* [SOURCE MATERIAL]
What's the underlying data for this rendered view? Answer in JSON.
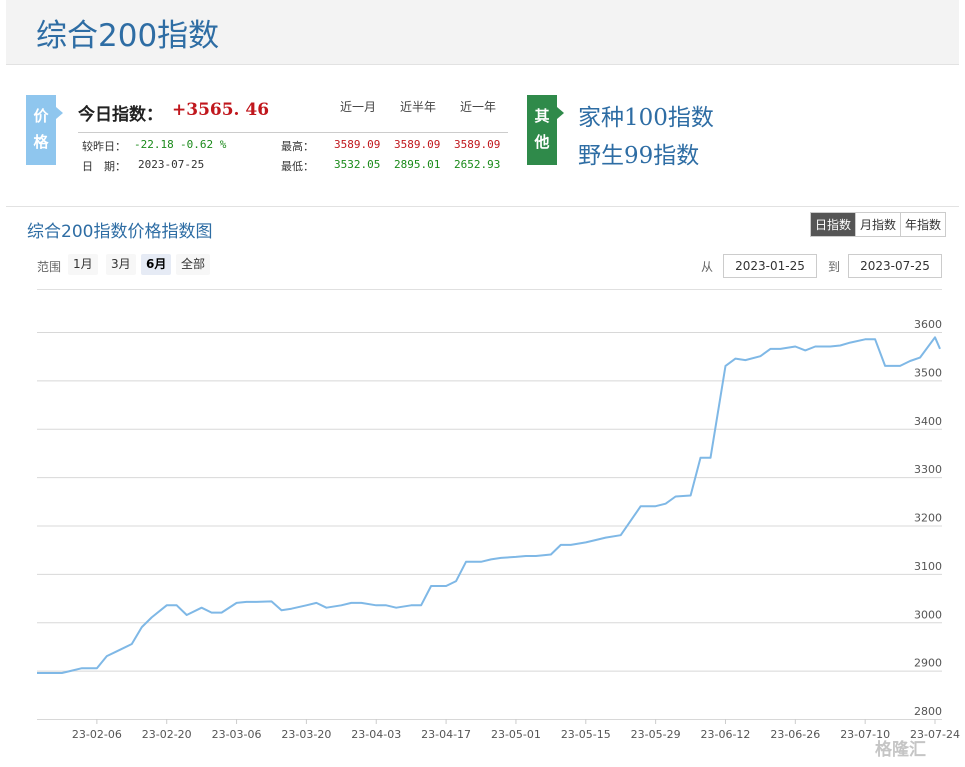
{
  "page_title": "综合200指数",
  "price_tag": [
    "价",
    "格"
  ],
  "other_tag": [
    "其",
    "他"
  ],
  "today": {
    "label": "今日指数：",
    "value": "+3565. 46"
  },
  "periods": [
    "近一月",
    "近半年",
    "近一年"
  ],
  "change": {
    "label": "较昨日：",
    "abs": "-22.18",
    "pct": "-0.62 %"
  },
  "date": {
    "label": "日　期：",
    "value": "2023-07-25"
  },
  "high": {
    "label": "最高：",
    "values": [
      "3589.09",
      "3589.09",
      "3589.09"
    ]
  },
  "low": {
    "label": "最低：",
    "values": [
      "3532.05",
      "2895.01",
      "2652.93"
    ]
  },
  "other_links": [
    "家种100指数",
    "野生99指数"
  ],
  "chart_title": "综合200指数价格指数图",
  "view_tabs": [
    "日指数",
    "月指数",
    "年指数"
  ],
  "range": {
    "label": "范围",
    "buttons": [
      "1月",
      "3月",
      "6月",
      "全部"
    ],
    "selected": "6月"
  },
  "from": {
    "label": "从",
    "value": "2023-01-25"
  },
  "to": {
    "label": "到",
    "value": "2023-07-25"
  },
  "watermark": "格隆汇",
  "colors": {
    "line": "#7fb8e6",
    "title": "#2e6da4",
    "up": "#c0171d",
    "down": "#1a8a1a"
  },
  "chart_data": {
    "type": "line",
    "x_tick_labels": [
      "23-02-06",
      "23-02-20",
      "23-03-06",
      "23-03-20",
      "23-04-03",
      "23-04-17",
      "23-05-01",
      "23-05-15",
      "23-05-29",
      "23-06-12",
      "23-06-26",
      "23-07-10",
      "23-07-24"
    ],
    "y_tick_labels": [
      "2800",
      "2900",
      "3000",
      "3100",
      "3200",
      "3300",
      "3400",
      "3500",
      "3600"
    ],
    "ylim": [
      2780,
      3630
    ],
    "x": [
      "2023-01-25",
      "2023-01-30",
      "2023-02-01",
      "2023-02-03",
      "2023-02-06",
      "2023-02-08",
      "2023-02-10",
      "2023-02-13",
      "2023-02-15",
      "2023-02-17",
      "2023-02-20",
      "2023-02-22",
      "2023-02-24",
      "2023-02-27",
      "2023-03-01",
      "2023-03-03",
      "2023-03-06",
      "2023-03-08",
      "2023-03-10",
      "2023-03-13",
      "2023-03-15",
      "2023-03-17",
      "2023-03-20",
      "2023-03-22",
      "2023-03-24",
      "2023-03-27",
      "2023-03-29",
      "2023-03-31",
      "2023-04-03",
      "2023-04-05",
      "2023-04-07",
      "2023-04-10",
      "2023-04-12",
      "2023-04-14",
      "2023-04-17",
      "2023-04-19",
      "2023-04-21",
      "2023-04-24",
      "2023-04-26",
      "2023-04-28",
      "2023-05-01",
      "2023-05-03",
      "2023-05-05",
      "2023-05-08",
      "2023-05-10",
      "2023-05-12",
      "2023-05-15",
      "2023-05-17",
      "2023-05-19",
      "2023-05-22",
      "2023-05-24",
      "2023-05-26",
      "2023-05-29",
      "2023-05-31",
      "2023-06-02",
      "2023-06-05",
      "2023-06-07",
      "2023-06-09",
      "2023-06-12",
      "2023-06-14",
      "2023-06-16",
      "2023-06-19",
      "2023-06-21",
      "2023-06-23",
      "2023-06-26",
      "2023-06-28",
      "2023-06-30",
      "2023-07-03",
      "2023-07-05",
      "2023-07-07",
      "2023-07-10",
      "2023-07-12",
      "2023-07-14",
      "2023-07-17",
      "2023-07-19",
      "2023-07-21",
      "2023-07-24",
      "2023-07-25"
    ],
    "series": [
      {
        "values": [
          2895,
          2895,
          2900,
          2905,
          2905,
          2930,
          2940,
          2955,
          2990,
          3010,
          3035,
          3035,
          3015,
          3030,
          3020,
          3020,
          3040,
          3042,
          3042,
          3043,
          3025,
          3028,
          3035,
          3040,
          3030,
          3035,
          3040,
          3040,
          3035,
          3035,
          3030,
          3035,
          3035,
          3075,
          3075,
          3085,
          3125,
          3125,
          3130,
          3133,
          3135,
          3137,
          3137,
          3140,
          3160,
          3160,
          3165,
          3170,
          3175,
          3180,
          3210,
          3240,
          3240,
          3245,
          3260,
          3262,
          3340,
          3340,
          3530,
          3545,
          3542,
          3550,
          3565,
          3565,
          3570,
          3562,
          3570,
          3570,
          3572,
          3578,
          3585,
          3585,
          3530,
          3530,
          3540,
          3547,
          3589,
          3565
        ]
      }
    ]
  }
}
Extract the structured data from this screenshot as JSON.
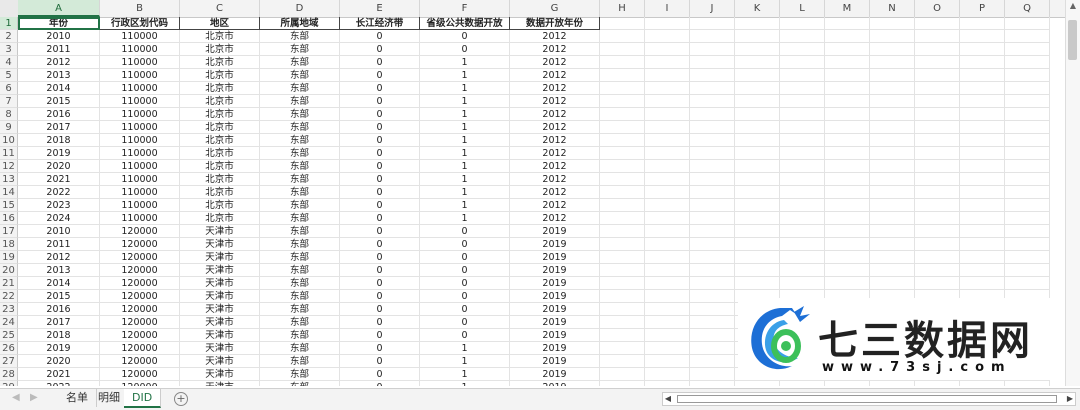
{
  "columns": [
    "A",
    "B",
    "C",
    "D",
    "E",
    "F",
    "G",
    "H",
    "I",
    "J",
    "K",
    "L",
    "M",
    "N",
    "O",
    "P",
    "Q"
  ],
  "selected_column": "A",
  "header_row": {
    "row_num": "1",
    "cells": [
      "年份",
      "行政区划代码",
      "地区",
      "所属地域",
      "长江经济带",
      "省级公共数据开放",
      "数据开放年份"
    ]
  },
  "rows": [
    {
      "row_num": "2",
      "cells": [
        "2010",
        "110000",
        "北京市",
        "东部",
        "0",
        "0",
        "2012"
      ]
    },
    {
      "row_num": "3",
      "cells": [
        "2011",
        "110000",
        "北京市",
        "东部",
        "0",
        "0",
        "2012"
      ]
    },
    {
      "row_num": "4",
      "cells": [
        "2012",
        "110000",
        "北京市",
        "东部",
        "0",
        "1",
        "2012"
      ]
    },
    {
      "row_num": "5",
      "cells": [
        "2013",
        "110000",
        "北京市",
        "东部",
        "0",
        "1",
        "2012"
      ]
    },
    {
      "row_num": "6",
      "cells": [
        "2014",
        "110000",
        "北京市",
        "东部",
        "0",
        "1",
        "2012"
      ]
    },
    {
      "row_num": "7",
      "cells": [
        "2015",
        "110000",
        "北京市",
        "东部",
        "0",
        "1",
        "2012"
      ]
    },
    {
      "row_num": "8",
      "cells": [
        "2016",
        "110000",
        "北京市",
        "东部",
        "0",
        "1",
        "2012"
      ]
    },
    {
      "row_num": "9",
      "cells": [
        "2017",
        "110000",
        "北京市",
        "东部",
        "0",
        "1",
        "2012"
      ]
    },
    {
      "row_num": "10",
      "cells": [
        "2018",
        "110000",
        "北京市",
        "东部",
        "0",
        "1",
        "2012"
      ]
    },
    {
      "row_num": "11",
      "cells": [
        "2019",
        "110000",
        "北京市",
        "东部",
        "0",
        "1",
        "2012"
      ]
    },
    {
      "row_num": "12",
      "cells": [
        "2020",
        "110000",
        "北京市",
        "东部",
        "0",
        "1",
        "2012"
      ]
    },
    {
      "row_num": "13",
      "cells": [
        "2021",
        "110000",
        "北京市",
        "东部",
        "0",
        "1",
        "2012"
      ]
    },
    {
      "row_num": "14",
      "cells": [
        "2022",
        "110000",
        "北京市",
        "东部",
        "0",
        "1",
        "2012"
      ]
    },
    {
      "row_num": "15",
      "cells": [
        "2023",
        "110000",
        "北京市",
        "东部",
        "0",
        "1",
        "2012"
      ]
    },
    {
      "row_num": "16",
      "cells": [
        "2024",
        "110000",
        "北京市",
        "东部",
        "0",
        "1",
        "2012"
      ]
    },
    {
      "row_num": "17",
      "cells": [
        "2010",
        "120000",
        "天津市",
        "东部",
        "0",
        "0",
        "2019"
      ]
    },
    {
      "row_num": "18",
      "cells": [
        "2011",
        "120000",
        "天津市",
        "东部",
        "0",
        "0",
        "2019"
      ]
    },
    {
      "row_num": "19",
      "cells": [
        "2012",
        "120000",
        "天津市",
        "东部",
        "0",
        "0",
        "2019"
      ]
    },
    {
      "row_num": "20",
      "cells": [
        "2013",
        "120000",
        "天津市",
        "东部",
        "0",
        "0",
        "2019"
      ]
    },
    {
      "row_num": "21",
      "cells": [
        "2014",
        "120000",
        "天津市",
        "东部",
        "0",
        "0",
        "2019"
      ]
    },
    {
      "row_num": "22",
      "cells": [
        "2015",
        "120000",
        "天津市",
        "东部",
        "0",
        "0",
        "2019"
      ]
    },
    {
      "row_num": "23",
      "cells": [
        "2016",
        "120000",
        "天津市",
        "东部",
        "0",
        "0",
        "2019"
      ]
    },
    {
      "row_num": "24",
      "cells": [
        "2017",
        "120000",
        "天津市",
        "东部",
        "0",
        "0",
        "2019"
      ]
    },
    {
      "row_num": "25",
      "cells": [
        "2018",
        "120000",
        "天津市",
        "东部",
        "0",
        "0",
        "2019"
      ]
    },
    {
      "row_num": "26",
      "cells": [
        "2019",
        "120000",
        "天津市",
        "东部",
        "0",
        "1",
        "2019"
      ]
    },
    {
      "row_num": "27",
      "cells": [
        "2020",
        "120000",
        "天津市",
        "东部",
        "0",
        "1",
        "2019"
      ]
    },
    {
      "row_num": "28",
      "cells": [
        "2021",
        "120000",
        "天津市",
        "东部",
        "0",
        "1",
        "2019"
      ]
    },
    {
      "row_num": "29",
      "cells": [
        "2022",
        "120000",
        "天津市",
        "东部",
        "0",
        "1",
        "2019"
      ]
    }
  ],
  "sheet_tabs": [
    "名单",
    "明细",
    "DID"
  ],
  "active_tab": "DID",
  "watermark": {
    "brand": "七三数据网",
    "url": "www.73sj.com"
  },
  "colors": {
    "accent": "#217346",
    "logo_blue": "#1d6fd6",
    "logo_green": "#3cc05a"
  }
}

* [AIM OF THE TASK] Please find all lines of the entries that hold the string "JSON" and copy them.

* [EXPECTED OUTPUT]
What's the underlying data for this rendered view? Answer in JSON.
Extract the structured data from this screenshot as JSON.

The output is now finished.